For each line in the data below that has the word "with", copy that line.

START Material shown

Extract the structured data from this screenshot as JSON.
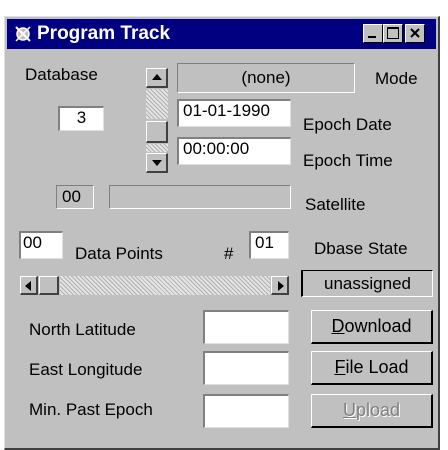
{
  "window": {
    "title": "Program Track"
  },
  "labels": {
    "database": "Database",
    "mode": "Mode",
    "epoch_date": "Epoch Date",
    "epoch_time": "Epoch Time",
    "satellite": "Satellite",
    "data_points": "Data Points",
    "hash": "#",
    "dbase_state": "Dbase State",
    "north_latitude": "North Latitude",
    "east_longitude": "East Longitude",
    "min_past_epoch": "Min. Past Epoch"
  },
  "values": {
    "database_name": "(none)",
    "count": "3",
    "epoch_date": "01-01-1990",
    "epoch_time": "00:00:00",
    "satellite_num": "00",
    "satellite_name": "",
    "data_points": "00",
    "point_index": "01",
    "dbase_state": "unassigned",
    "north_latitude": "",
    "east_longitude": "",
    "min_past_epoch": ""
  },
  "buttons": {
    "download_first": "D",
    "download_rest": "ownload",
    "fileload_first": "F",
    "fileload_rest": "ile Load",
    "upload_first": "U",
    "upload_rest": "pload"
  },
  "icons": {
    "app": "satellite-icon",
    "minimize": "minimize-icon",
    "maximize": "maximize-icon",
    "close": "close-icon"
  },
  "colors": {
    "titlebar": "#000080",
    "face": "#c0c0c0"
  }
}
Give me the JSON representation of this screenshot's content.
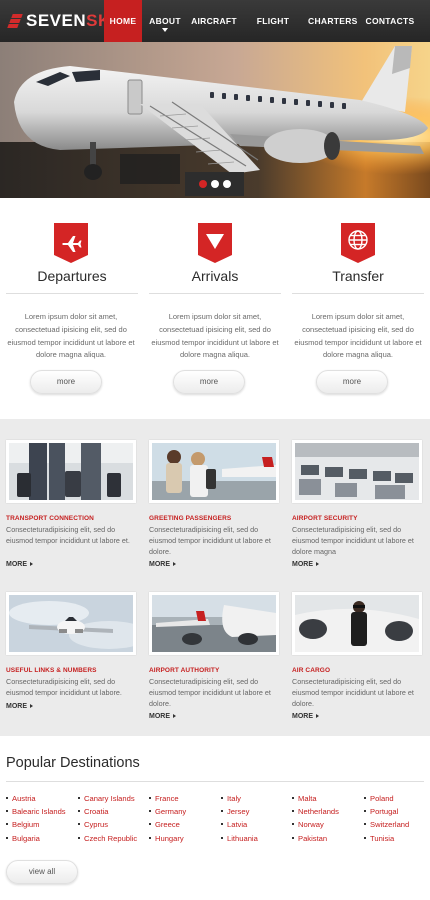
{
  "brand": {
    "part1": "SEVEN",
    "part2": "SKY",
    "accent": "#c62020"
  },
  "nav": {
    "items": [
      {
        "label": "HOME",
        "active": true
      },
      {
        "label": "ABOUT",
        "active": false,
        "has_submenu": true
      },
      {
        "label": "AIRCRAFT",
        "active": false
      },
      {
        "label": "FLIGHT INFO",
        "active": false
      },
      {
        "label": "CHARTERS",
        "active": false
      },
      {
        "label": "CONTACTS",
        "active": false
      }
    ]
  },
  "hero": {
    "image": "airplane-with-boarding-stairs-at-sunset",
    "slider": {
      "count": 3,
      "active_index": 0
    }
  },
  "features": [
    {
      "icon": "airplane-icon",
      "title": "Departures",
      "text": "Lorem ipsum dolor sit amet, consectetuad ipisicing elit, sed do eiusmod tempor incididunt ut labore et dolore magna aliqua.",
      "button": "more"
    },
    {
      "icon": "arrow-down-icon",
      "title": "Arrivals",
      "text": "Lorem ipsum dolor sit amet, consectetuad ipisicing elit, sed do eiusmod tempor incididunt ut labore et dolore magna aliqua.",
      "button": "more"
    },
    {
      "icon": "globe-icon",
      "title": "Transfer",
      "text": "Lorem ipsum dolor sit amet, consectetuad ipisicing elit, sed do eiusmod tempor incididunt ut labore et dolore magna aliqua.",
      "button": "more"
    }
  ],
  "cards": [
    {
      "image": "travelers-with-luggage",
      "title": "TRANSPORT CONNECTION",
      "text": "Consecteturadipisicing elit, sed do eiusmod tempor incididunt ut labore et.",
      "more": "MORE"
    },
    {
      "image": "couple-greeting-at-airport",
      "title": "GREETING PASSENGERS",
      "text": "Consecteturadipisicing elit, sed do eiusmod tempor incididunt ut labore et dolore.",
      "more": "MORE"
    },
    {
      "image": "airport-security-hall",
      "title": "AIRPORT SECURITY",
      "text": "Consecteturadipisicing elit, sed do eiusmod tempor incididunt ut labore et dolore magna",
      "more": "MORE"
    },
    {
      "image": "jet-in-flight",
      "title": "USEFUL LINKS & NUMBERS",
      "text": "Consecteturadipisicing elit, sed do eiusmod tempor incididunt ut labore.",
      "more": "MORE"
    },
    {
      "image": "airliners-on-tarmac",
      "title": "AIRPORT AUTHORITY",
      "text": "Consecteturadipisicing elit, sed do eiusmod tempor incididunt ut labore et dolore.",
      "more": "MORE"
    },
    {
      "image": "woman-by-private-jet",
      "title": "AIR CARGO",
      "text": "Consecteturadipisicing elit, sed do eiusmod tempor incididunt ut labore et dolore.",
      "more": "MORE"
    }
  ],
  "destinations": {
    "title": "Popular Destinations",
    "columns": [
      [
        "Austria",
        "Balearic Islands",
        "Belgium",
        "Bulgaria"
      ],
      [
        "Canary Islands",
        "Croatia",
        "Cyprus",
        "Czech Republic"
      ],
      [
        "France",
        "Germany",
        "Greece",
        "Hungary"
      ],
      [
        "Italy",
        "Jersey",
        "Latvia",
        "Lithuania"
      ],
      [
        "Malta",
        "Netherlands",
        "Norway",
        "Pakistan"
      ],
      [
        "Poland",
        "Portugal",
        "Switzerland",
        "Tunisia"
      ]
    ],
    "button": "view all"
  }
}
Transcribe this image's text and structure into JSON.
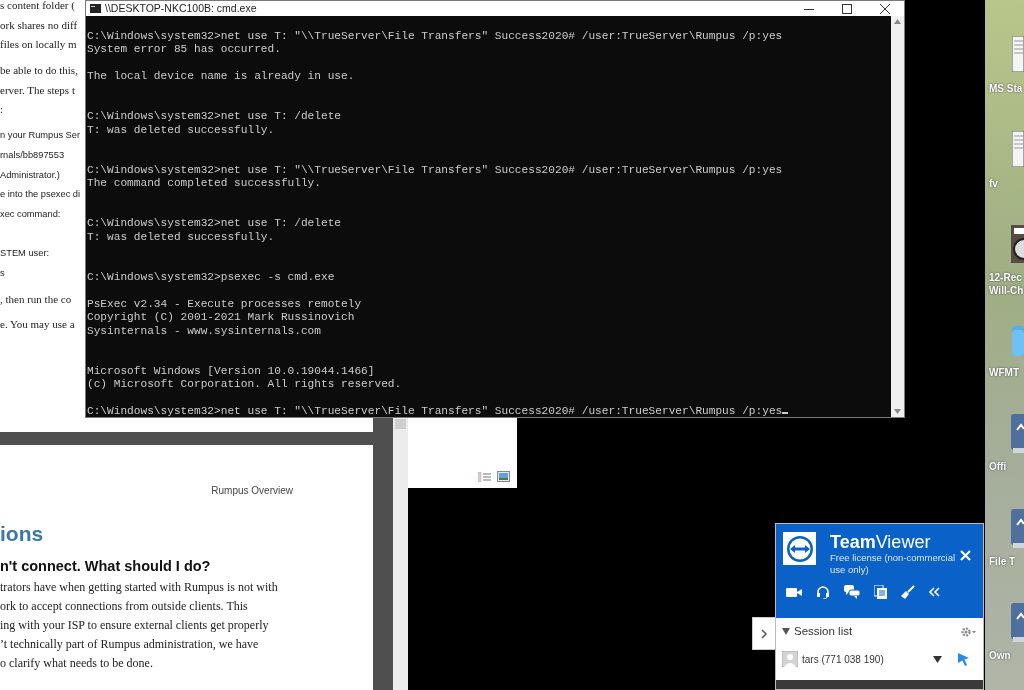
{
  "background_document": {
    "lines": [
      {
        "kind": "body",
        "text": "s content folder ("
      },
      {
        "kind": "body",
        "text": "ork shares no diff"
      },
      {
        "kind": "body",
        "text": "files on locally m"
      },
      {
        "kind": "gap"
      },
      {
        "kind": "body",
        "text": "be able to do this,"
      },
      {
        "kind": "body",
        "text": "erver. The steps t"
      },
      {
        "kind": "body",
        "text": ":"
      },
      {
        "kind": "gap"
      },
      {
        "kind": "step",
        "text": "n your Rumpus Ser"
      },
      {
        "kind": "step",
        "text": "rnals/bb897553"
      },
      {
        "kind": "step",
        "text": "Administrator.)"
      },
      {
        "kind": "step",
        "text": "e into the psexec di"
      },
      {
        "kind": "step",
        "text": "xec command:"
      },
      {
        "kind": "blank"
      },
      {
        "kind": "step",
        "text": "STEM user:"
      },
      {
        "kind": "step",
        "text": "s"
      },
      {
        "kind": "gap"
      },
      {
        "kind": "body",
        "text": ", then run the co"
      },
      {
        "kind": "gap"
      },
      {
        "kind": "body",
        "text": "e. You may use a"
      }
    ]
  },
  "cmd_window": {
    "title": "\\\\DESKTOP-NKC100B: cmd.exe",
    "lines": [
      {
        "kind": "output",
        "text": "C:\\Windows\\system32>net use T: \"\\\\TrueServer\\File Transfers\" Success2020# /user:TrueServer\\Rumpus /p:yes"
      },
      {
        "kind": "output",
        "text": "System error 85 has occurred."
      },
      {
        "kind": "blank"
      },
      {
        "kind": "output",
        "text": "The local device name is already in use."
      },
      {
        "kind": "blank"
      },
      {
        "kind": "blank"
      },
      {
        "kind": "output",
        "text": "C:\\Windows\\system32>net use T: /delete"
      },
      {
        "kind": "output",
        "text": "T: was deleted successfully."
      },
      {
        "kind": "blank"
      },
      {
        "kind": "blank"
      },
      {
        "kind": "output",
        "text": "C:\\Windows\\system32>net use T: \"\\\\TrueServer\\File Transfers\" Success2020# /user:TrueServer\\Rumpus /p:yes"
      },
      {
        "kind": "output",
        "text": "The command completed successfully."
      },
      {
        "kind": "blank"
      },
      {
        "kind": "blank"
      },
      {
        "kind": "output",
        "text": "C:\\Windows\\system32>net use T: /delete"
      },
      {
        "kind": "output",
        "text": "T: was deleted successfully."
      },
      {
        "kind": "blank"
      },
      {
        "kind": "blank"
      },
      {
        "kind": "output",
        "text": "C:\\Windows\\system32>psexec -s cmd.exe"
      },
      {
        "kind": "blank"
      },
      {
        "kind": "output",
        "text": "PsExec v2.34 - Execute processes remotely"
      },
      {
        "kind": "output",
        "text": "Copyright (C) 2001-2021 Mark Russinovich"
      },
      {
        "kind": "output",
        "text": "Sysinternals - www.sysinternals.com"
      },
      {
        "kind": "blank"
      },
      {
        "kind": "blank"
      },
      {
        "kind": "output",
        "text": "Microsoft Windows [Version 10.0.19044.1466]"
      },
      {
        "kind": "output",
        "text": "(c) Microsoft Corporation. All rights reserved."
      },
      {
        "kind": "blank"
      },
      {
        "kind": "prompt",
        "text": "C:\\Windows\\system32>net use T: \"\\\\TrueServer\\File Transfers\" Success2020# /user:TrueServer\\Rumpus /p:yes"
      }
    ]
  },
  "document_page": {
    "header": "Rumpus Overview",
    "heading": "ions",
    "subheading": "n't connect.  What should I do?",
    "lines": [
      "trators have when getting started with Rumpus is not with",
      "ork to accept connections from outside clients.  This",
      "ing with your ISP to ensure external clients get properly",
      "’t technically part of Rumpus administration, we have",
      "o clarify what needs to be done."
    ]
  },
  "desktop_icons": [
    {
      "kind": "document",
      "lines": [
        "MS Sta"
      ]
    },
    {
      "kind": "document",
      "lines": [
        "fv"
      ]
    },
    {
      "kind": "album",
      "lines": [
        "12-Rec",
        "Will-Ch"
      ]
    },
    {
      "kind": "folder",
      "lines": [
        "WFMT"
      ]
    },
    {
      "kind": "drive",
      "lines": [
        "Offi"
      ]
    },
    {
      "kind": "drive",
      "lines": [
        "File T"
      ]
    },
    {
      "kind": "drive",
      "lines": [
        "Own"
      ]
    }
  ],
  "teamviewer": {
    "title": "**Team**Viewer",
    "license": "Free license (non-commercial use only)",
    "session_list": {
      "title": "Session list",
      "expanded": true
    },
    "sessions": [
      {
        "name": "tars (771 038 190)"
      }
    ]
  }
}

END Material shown

Answer box >>
    "image": "airplane-with-boarding-stairs-at-sunset",
      "image": "travelers-with-luggage",
      "trators have when getting started with Rumpus is not with",
      "ing with your ISP to ensure external clients get properly",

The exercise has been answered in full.